══ Given data

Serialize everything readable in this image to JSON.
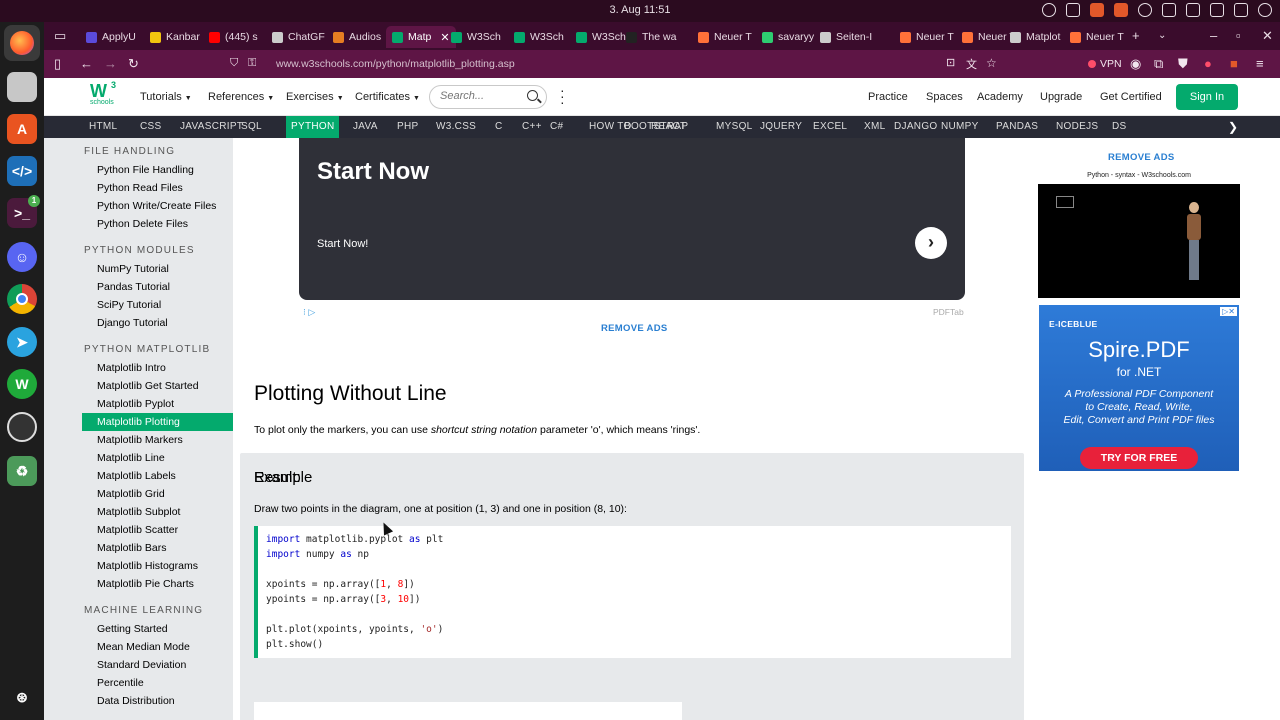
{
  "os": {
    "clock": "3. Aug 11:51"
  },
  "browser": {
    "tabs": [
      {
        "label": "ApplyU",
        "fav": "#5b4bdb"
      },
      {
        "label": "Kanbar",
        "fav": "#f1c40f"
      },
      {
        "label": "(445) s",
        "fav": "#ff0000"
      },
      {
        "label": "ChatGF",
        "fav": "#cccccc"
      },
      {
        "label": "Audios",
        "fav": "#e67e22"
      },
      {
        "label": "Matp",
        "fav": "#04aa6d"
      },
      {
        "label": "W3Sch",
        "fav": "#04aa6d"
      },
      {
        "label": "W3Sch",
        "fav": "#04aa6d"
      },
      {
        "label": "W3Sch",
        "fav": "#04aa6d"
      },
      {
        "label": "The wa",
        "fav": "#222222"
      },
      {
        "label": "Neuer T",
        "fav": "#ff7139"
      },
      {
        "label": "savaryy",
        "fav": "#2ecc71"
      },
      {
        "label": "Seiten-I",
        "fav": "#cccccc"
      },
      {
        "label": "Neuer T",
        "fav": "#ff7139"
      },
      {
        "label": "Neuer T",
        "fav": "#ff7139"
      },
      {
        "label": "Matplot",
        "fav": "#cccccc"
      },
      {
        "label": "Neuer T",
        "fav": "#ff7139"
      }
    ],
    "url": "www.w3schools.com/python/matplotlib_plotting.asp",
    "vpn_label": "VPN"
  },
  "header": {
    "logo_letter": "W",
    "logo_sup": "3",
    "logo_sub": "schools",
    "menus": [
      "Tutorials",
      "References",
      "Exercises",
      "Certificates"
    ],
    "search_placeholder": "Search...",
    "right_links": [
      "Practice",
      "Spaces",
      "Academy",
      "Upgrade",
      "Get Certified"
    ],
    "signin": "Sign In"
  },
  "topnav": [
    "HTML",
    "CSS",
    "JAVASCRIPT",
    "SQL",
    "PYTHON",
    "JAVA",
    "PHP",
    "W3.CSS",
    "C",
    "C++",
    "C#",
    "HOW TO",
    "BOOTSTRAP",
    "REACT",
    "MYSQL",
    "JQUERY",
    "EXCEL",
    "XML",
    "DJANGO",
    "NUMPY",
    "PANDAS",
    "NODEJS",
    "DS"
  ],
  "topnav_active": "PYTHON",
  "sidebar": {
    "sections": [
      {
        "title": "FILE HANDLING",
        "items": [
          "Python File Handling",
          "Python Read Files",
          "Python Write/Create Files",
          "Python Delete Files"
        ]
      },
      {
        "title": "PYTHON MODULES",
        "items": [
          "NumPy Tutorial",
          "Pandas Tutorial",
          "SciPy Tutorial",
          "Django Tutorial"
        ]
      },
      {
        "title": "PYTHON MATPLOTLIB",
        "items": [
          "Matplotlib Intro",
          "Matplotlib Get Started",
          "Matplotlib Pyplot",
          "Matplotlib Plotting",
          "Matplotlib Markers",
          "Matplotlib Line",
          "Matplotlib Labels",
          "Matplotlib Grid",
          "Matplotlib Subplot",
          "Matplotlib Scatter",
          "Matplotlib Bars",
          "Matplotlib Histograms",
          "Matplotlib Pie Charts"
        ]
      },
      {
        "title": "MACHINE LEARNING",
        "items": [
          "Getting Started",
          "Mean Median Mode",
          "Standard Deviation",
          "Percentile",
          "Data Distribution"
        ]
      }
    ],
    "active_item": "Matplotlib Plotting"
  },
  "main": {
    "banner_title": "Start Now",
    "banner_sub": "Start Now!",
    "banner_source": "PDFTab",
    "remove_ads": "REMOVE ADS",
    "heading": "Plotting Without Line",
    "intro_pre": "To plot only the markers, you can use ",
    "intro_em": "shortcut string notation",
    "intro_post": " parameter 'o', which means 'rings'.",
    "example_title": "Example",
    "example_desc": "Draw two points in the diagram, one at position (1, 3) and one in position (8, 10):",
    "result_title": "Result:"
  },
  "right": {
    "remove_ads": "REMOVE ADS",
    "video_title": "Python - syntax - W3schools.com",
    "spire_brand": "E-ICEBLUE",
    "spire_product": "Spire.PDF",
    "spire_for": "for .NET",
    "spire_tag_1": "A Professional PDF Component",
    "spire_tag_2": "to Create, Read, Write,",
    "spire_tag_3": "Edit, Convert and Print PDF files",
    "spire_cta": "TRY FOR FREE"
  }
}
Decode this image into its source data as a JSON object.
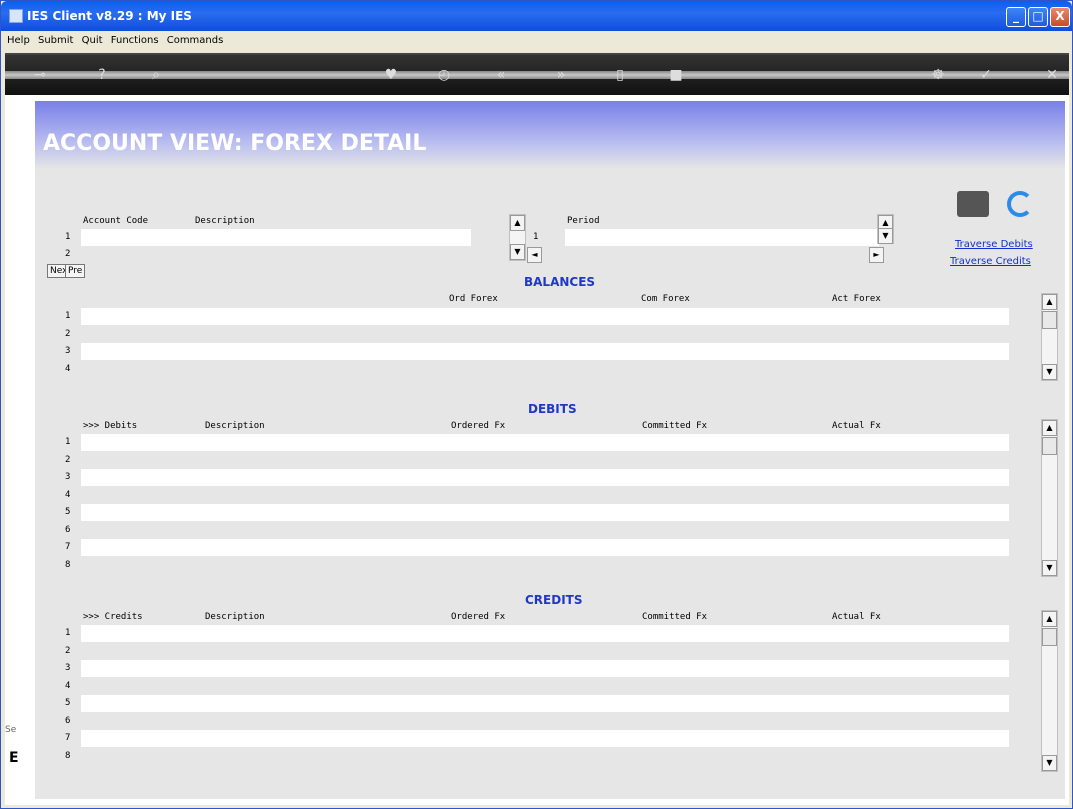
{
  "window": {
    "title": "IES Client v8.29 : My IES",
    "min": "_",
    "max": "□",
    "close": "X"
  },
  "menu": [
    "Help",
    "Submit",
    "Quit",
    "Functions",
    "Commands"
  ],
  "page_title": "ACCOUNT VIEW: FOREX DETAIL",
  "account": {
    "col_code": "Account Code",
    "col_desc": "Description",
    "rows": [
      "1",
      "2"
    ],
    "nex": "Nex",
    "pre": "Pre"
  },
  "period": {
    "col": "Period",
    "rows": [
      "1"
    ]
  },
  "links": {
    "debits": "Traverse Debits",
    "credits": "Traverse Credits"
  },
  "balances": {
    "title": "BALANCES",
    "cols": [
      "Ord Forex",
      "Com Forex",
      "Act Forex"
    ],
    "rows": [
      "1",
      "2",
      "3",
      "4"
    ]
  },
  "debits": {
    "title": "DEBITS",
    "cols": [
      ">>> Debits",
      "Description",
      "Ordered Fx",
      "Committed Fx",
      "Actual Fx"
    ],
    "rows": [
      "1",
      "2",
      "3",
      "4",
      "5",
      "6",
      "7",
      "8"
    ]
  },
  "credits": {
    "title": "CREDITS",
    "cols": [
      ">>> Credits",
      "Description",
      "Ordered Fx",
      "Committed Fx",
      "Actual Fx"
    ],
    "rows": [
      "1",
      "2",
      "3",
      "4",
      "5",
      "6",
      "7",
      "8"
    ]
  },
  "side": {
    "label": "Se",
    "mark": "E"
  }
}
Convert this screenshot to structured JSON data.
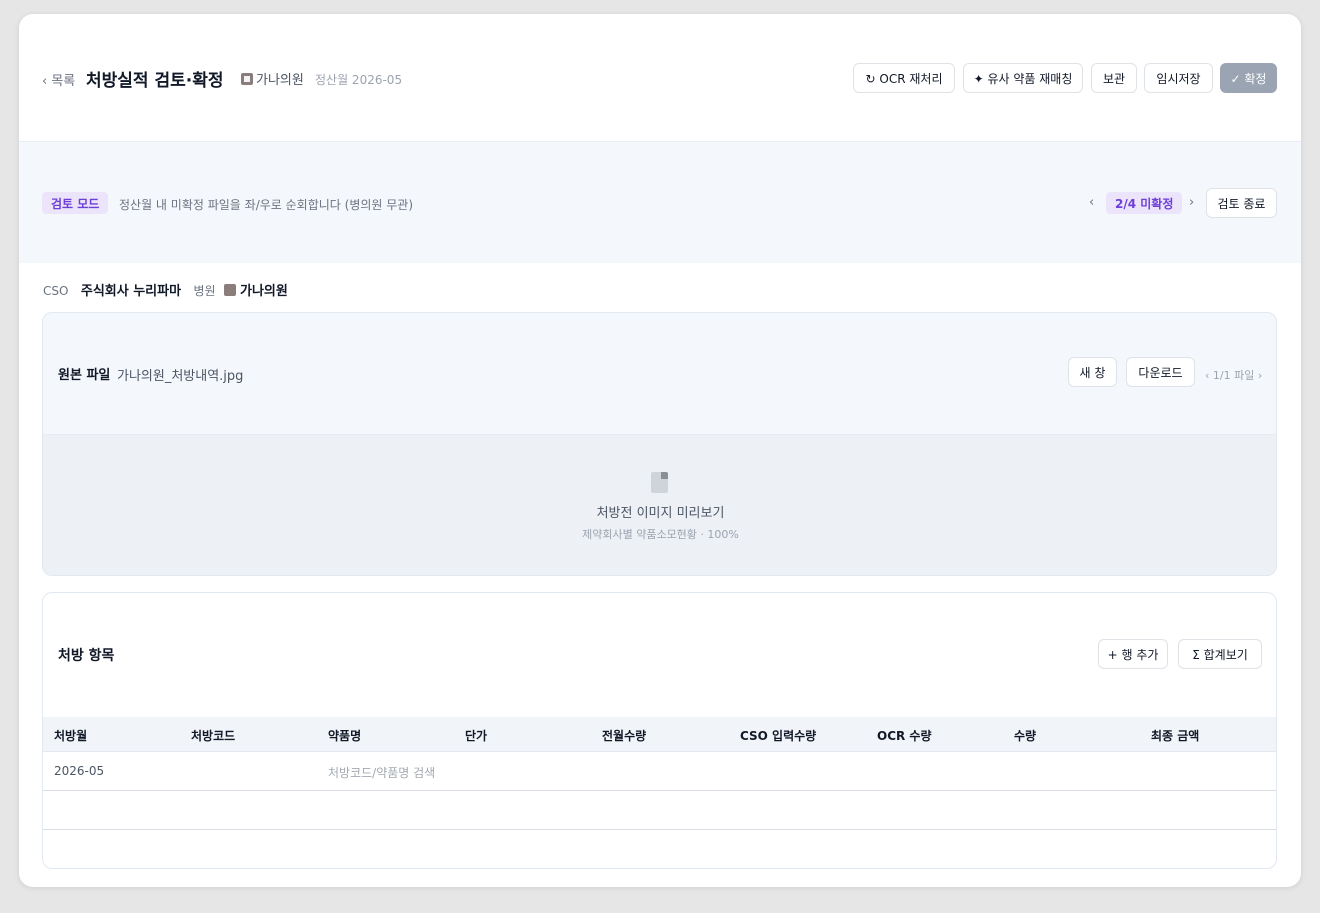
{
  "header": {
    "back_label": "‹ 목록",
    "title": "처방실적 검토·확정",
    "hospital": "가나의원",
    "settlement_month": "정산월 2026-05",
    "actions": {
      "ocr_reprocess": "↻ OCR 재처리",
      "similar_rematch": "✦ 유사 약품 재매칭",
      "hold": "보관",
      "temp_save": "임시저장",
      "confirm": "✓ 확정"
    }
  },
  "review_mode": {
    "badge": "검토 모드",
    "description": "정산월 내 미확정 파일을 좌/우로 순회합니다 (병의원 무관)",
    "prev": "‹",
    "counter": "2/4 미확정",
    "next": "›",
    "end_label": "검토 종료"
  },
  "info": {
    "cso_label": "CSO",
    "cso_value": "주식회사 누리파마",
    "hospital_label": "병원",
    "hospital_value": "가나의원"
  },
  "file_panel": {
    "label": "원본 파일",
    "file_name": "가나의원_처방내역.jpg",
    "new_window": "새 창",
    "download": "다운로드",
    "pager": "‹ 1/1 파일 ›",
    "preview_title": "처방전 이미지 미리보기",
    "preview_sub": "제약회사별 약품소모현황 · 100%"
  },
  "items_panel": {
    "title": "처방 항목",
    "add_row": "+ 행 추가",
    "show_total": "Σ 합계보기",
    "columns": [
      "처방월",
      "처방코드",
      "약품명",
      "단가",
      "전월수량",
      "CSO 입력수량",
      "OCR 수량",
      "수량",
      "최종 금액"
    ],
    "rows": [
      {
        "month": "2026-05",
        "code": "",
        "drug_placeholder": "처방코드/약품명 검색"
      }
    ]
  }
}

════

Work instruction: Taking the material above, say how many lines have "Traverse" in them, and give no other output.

Response box: 2